    Next, I should emphasize that the presumption against extraterritoriality and Charming Betsy parted ways a while ago, with the presumption as Morrison articulated it taking a very territorial view while Charming Betsy would allow, encourage, and even require extraterritoriality in some situations. Thus Justice Scalia’s dissent in Hartford Fire and the Court’s decision in Empagran were not about the presumption against extraterritoriality, but rather whether applying U.S. law to transnational claims would be reasonable under international law. In fact, the Second Circuit case law that Morrison overturned was essentially subjective and objective territoriality under Charming Betsy, i.e., the “conduct” and “effects” tests.
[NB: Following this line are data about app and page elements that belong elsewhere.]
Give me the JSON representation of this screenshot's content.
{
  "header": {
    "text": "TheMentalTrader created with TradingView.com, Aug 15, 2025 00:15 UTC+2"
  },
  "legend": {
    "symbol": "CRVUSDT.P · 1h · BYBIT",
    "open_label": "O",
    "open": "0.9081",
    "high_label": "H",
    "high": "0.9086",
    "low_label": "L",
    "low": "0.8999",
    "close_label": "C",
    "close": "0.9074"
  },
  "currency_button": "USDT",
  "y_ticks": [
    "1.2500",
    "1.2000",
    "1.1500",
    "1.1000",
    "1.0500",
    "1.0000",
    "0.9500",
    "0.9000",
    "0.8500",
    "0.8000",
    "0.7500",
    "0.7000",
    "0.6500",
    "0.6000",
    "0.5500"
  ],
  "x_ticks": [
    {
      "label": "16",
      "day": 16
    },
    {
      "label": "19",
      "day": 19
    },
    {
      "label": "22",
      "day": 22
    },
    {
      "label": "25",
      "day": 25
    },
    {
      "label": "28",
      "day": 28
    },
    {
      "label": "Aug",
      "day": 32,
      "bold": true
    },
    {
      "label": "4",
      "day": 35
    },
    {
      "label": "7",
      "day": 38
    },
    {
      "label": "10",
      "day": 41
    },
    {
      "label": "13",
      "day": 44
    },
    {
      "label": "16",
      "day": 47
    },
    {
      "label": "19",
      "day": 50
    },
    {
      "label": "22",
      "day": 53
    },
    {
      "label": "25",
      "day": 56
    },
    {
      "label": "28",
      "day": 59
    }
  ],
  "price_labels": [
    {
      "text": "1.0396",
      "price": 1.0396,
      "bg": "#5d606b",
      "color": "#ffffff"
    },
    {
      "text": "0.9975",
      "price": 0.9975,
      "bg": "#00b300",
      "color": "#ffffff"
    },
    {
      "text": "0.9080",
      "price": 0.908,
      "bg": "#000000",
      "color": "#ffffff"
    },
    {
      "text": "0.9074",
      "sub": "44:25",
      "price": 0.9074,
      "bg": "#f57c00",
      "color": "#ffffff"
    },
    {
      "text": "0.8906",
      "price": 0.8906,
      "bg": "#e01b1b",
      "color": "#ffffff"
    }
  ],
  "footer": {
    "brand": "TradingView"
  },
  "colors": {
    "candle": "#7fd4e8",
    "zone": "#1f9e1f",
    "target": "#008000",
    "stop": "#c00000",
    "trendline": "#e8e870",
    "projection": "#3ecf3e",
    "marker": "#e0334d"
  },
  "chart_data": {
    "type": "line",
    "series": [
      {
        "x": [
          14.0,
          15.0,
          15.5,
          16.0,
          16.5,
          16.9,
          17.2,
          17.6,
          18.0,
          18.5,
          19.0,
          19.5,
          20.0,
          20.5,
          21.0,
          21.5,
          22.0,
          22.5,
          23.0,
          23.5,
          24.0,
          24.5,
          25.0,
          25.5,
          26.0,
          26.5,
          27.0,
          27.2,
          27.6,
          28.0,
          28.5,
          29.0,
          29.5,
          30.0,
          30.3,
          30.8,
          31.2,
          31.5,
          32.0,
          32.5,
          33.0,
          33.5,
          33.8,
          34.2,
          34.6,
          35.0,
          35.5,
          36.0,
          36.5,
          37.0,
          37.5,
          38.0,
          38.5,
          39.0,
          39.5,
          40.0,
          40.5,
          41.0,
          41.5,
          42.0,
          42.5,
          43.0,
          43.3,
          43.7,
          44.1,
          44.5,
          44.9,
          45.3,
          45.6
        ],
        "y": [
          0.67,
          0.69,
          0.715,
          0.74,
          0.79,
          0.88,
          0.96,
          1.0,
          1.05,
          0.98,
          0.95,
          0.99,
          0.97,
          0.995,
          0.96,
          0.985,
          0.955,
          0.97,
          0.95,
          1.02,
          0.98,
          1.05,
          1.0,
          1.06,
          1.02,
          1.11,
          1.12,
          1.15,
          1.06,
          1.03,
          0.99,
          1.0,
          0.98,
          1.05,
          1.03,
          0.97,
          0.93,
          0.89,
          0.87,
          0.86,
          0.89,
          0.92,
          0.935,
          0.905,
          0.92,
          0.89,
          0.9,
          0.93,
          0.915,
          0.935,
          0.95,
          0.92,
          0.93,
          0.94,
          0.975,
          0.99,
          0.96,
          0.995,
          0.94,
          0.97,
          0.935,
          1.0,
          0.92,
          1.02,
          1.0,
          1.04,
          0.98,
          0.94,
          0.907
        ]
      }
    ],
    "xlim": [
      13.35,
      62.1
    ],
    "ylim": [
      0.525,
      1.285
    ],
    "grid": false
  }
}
    Finally, and fascinatingly, if EMC is right there is obviously a lot more to talk about. I’m happy to acknowledge that LON=CIL is not settled definitively, but ATS cases traditionally have relied on (at least what I typically think of as) sources of customary international law to find the applicable rule of decision under the law of nations. If the ATS incorporates general principles of international law, there is more potential, for example, for corporate liability, the argument being that a general principle of legal systems around the world is corporations can be liable. Yet even here, there still may be the potential for conflicts between U.S. and foreign law triggering the presumption. I will think about this more, but if that’s the route the Court takes what would make me most comfortable would be resort to conflict-of-laws techniques for a little dépeçage: customary international law creates the prohibition and liability generally, and when it runs out the law of the place of the conduct and harm provides the liability specifically as to the entity. Another way of putting this would be that custom supplies the “conduct regulating” rule while the foreign law of the parties’ common domicile (in most cases) supplies the “loss-allocating” rule, a division endorsed by many prevailing conflict-of-laws methodologies. On that scission of the claim, we can be relatively sure there’s still no conflict of laws.

    I have enjoyed this and would be happy to continue the discussion via email even after comments close down.

Trackbacks and Pingbacks

  1. There are no trackbacks or pingbacks associated with this post at this time.